What’s that critter?
Many homeowners call the Extension service to hopefully get a vexing critter ID via phone with only a description. If it rings a distinct bell, such as “it’s flat little gray bag-like cocoons stuck all over my patio walls” then it’s a slam dunk for the Master Gardeners and Extension staff and the client can be provided with information they can follow up on their own. Usually we have to encourage the clients to send samples and allow a complete diagnostic investigation so that the critter ID is as accurate as possible. Even if they are in a hurry, it is better to take the time to arrive at an accurate answer rather than a quick answer which could be wrong, especially if control measures are sought. Primary considerations for diagnosis are:
- Sample type, either physical or photo
- Was this a single critter, or are there more?
- Where was it found?
- When was it found?
- What was it doing (if alive)? Especially biting or chewing.
- Were there any new introductions recently to the area?
Critter samples would best be entire, alive and brought into the Extension office the same day it was collected, either in a closed container or zip-lock baggie. Droppings, or frasse can also be included in a separate container. Deceased critters can be frozen or preserved in alcohol. Alternatives would be clear pictures showing relative size (such as next to a coin or pen) either printed out or e-mailed. It may even be possible to ID the critter by only the damage done to plants, lawns or homes, in which case the same sample types would be needed.
Where the critter was found can be crucial. If inside the home, was it near a water or food source as in a bathroom or pantry? Or was in found on windowsills or near a particular piece of furniture?
When the critters are seen, time of day, during or after weather events or a particular season of the year, can also give important clues. Millipedes often invade homes underneath door sills after heavy rains. Jadera bugs seem to show up by the hundreds in the fall when Golden Rain trees’ seeds (their favorite food source) ripen.
What the critter is doing can also help lead to an effective ID especially if found chewing on a particular plant.
Were there any new plants or furniture introduced to the yard or home? Snails can be hidden in container plants, or wood destroying insects in second-hand furniture.
Hopefully a good sample is all that is needed for a critter ID. The diagnostic interview may still be conducted to ensure there aren’t any anomalies that may rule out a first choice. Extension staff are not trying to frustrate homeowners, but give the most accurate information and effective control if warranted.

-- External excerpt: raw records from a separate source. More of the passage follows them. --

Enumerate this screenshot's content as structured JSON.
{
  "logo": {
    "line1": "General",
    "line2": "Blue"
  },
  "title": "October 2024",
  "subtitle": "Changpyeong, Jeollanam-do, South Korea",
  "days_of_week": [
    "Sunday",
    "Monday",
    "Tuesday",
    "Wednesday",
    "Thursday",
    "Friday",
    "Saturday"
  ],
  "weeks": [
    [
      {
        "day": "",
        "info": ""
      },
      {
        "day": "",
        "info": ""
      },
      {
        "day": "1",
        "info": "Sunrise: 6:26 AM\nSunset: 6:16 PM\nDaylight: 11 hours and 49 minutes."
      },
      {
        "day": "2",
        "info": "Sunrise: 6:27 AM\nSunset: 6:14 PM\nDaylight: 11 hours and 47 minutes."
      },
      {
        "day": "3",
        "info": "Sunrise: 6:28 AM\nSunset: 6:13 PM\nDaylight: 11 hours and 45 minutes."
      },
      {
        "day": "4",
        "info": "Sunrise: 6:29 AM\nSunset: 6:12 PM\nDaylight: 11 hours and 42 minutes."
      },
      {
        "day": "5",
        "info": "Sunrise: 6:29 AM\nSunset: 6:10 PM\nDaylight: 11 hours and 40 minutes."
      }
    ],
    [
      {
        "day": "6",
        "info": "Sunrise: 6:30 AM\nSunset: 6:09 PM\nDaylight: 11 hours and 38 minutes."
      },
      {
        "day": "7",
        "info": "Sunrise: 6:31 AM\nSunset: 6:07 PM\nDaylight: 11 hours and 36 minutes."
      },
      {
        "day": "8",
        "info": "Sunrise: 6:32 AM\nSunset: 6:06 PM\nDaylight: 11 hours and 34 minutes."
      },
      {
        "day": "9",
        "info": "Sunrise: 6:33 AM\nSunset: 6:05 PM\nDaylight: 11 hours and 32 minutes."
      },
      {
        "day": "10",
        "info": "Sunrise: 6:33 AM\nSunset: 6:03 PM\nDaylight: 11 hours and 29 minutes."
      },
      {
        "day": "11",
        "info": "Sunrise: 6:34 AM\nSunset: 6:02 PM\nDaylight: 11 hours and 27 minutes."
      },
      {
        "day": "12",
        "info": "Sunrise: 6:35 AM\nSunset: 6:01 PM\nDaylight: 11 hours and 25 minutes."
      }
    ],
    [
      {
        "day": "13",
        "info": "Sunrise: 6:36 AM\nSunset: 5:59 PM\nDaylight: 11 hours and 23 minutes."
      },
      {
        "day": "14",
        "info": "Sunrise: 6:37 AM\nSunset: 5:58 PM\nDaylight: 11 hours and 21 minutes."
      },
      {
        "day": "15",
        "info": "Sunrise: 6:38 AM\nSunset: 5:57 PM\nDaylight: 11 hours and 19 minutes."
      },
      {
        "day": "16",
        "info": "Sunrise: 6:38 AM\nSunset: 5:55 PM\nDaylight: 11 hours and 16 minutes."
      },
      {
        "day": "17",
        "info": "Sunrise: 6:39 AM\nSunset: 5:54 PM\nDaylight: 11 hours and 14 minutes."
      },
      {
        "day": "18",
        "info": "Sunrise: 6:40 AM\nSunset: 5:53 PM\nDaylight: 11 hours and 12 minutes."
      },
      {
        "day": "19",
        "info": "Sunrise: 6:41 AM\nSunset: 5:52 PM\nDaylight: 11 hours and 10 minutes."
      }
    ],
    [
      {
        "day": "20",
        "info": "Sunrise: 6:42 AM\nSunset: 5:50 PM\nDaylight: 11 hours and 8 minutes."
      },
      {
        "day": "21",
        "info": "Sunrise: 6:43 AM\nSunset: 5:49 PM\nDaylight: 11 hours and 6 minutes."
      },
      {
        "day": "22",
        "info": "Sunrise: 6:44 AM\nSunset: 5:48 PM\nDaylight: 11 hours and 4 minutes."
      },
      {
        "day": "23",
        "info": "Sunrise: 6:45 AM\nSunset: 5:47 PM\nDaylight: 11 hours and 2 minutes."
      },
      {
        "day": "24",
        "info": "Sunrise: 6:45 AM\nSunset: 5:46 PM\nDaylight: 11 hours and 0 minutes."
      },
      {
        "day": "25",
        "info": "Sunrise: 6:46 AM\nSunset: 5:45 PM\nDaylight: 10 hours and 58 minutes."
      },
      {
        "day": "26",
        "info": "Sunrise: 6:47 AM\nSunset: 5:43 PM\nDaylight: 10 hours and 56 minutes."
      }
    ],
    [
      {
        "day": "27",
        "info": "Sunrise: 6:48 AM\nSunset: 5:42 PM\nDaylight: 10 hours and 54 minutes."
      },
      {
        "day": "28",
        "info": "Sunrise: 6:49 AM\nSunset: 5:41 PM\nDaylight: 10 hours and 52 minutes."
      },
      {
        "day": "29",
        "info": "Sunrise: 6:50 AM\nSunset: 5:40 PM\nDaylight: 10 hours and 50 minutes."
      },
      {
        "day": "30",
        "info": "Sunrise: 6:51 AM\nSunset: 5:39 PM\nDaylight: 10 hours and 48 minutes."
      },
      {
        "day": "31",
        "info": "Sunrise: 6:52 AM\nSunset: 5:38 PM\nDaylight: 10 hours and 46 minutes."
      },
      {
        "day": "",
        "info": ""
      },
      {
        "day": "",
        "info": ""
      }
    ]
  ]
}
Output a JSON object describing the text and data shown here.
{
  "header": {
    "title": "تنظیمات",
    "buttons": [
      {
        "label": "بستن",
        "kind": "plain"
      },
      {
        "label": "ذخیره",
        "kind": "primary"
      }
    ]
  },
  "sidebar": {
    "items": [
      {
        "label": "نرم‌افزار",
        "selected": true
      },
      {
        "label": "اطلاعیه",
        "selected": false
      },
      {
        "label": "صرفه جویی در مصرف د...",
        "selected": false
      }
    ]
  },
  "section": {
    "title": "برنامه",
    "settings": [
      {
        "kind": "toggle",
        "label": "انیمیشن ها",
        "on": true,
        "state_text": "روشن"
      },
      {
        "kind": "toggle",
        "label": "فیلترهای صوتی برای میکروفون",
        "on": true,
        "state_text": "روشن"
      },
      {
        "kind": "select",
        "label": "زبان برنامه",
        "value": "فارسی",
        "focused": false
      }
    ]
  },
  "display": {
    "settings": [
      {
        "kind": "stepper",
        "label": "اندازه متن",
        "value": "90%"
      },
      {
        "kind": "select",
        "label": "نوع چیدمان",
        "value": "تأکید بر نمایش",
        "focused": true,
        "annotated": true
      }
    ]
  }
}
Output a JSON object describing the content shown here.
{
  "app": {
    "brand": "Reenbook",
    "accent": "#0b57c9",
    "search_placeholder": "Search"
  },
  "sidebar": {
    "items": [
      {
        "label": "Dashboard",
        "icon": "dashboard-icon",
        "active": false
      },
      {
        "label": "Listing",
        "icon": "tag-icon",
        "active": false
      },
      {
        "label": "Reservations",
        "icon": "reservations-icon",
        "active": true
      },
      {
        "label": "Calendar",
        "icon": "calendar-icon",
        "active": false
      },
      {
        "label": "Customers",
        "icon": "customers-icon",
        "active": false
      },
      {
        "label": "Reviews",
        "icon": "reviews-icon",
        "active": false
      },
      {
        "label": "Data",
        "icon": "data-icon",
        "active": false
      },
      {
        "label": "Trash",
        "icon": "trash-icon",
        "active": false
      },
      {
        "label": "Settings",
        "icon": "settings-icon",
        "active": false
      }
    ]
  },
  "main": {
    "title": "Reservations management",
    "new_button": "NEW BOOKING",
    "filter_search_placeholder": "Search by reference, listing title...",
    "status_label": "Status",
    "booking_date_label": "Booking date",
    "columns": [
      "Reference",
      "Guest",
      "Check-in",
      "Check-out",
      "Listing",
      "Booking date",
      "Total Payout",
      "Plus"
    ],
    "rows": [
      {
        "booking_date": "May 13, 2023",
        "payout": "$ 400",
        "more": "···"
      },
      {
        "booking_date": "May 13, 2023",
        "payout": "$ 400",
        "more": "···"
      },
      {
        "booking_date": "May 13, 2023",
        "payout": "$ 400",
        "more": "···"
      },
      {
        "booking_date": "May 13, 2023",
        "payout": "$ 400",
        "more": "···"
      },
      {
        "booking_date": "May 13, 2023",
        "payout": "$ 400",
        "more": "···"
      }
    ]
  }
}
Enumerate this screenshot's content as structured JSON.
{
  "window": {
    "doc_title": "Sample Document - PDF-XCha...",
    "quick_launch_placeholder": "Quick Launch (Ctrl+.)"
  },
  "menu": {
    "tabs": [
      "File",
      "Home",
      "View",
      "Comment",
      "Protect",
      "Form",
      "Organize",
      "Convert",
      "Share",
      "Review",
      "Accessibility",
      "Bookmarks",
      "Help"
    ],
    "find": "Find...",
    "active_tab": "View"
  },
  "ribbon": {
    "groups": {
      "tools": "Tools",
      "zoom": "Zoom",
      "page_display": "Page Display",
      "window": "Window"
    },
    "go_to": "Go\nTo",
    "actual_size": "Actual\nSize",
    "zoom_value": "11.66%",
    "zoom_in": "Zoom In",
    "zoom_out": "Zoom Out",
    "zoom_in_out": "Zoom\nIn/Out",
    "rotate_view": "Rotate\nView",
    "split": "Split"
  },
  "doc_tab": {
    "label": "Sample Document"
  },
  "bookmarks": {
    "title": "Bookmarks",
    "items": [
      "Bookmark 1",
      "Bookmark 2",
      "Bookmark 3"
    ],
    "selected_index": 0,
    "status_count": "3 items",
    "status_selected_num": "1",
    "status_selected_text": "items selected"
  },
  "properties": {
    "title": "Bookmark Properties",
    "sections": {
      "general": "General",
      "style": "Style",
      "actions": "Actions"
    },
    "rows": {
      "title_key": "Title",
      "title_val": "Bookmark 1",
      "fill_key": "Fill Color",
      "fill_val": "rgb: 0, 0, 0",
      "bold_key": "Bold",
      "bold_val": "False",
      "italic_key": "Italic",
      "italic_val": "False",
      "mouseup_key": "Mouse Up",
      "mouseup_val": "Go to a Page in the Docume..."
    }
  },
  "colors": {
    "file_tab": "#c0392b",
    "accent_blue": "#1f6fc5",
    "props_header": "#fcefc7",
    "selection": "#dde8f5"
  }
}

So what were those “flat little gray bags” stuck all over the patio? Quite probably the ubiquitous larval form of the Plaster Bagworm, Phereoeca uterella now known as the Household Casebearer. Either name can be used as a search term for the homeowner to look up and confirm a Critter ID diagnosis done over the phone.
For more information, contact your local County Extension Master Gardeners.